__Source material__.

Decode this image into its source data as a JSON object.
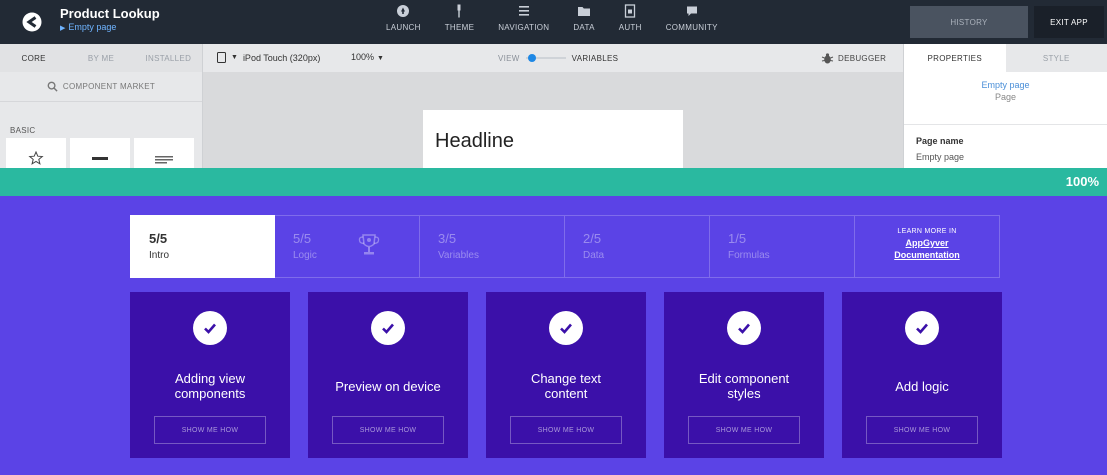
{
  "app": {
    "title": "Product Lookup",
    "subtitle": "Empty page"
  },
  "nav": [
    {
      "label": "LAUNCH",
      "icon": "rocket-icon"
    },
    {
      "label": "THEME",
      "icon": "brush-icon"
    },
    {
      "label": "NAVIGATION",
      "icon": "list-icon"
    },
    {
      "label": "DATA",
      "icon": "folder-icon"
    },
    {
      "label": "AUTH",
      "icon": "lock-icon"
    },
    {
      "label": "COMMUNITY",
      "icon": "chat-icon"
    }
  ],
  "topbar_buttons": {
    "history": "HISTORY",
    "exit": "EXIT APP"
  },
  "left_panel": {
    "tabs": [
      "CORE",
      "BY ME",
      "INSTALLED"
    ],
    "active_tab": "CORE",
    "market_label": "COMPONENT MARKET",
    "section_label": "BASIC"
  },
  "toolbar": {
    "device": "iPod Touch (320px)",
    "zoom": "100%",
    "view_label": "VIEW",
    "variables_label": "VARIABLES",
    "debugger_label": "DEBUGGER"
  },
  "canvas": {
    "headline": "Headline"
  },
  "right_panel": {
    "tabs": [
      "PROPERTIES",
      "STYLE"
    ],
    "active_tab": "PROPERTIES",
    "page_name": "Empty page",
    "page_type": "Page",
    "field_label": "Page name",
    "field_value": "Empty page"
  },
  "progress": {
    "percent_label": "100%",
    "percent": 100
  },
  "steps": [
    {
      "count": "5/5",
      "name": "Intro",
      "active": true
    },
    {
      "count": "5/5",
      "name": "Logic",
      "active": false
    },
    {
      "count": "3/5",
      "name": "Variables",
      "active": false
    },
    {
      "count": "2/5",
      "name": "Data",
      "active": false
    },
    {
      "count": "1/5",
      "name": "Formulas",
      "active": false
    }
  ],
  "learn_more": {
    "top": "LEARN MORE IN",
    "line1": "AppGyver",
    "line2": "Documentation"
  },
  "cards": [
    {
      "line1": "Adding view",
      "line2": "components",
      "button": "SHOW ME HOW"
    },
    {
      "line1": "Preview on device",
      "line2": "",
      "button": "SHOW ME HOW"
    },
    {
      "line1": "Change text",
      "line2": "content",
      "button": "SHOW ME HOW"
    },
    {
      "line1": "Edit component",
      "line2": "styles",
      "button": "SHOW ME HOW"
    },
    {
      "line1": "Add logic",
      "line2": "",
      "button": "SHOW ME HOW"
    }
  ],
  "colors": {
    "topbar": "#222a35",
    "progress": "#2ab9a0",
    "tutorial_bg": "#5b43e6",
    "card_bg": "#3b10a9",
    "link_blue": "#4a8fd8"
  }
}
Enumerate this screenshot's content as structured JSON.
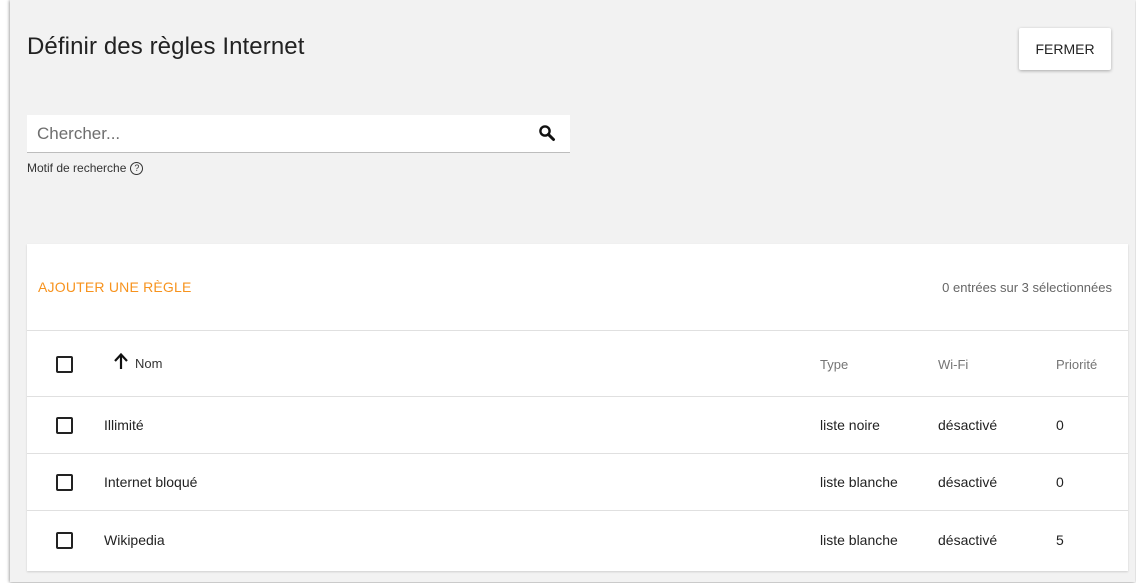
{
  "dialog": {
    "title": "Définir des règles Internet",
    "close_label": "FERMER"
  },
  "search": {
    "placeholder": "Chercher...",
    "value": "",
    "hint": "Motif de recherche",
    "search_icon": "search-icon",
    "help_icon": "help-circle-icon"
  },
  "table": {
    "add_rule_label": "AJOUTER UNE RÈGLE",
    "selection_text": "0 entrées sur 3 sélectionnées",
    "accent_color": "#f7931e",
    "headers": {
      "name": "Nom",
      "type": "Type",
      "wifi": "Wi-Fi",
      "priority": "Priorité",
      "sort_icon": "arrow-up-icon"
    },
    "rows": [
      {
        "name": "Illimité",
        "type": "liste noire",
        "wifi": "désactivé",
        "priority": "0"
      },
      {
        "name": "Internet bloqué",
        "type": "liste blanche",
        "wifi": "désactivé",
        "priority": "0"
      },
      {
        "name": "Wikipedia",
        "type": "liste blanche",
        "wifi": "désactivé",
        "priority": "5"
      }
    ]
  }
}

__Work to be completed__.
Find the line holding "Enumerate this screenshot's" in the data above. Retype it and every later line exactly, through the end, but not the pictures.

__Response to this exercise__.
Enumerate this screenshot's content as structured JSON.
{
  "dialog": {
    "title": "Définir des règles Internet",
    "close_label": "FERMER"
  },
  "search": {
    "placeholder": "Chercher...",
    "value": "",
    "hint": "Motif de recherche",
    "search_icon": "search-icon",
    "help_icon": "help-circle-icon"
  },
  "table": {
    "add_rule_label": "AJOUTER UNE RÈGLE",
    "selection_text": "0 entrées sur 3 sélectionnées",
    "accent_color": "#f7931e",
    "headers": {
      "name": "Nom",
      "type": "Type",
      "wifi": "Wi-Fi",
      "priority": "Priorité",
      "sort_icon": "arrow-up-icon"
    },
    "rows": [
      {
        "name": "Illimité",
        "type": "liste noire",
        "wifi": "désactivé",
        "priority": "0"
      },
      {
        "name": "Internet bloqué",
        "type": "liste blanche",
        "wifi": "désactivé",
        "priority": "0"
      },
      {
        "name": "Wikipedia",
        "type": "liste blanche",
        "wifi": "désactivé",
        "priority": "5"
      }
    ]
  }
}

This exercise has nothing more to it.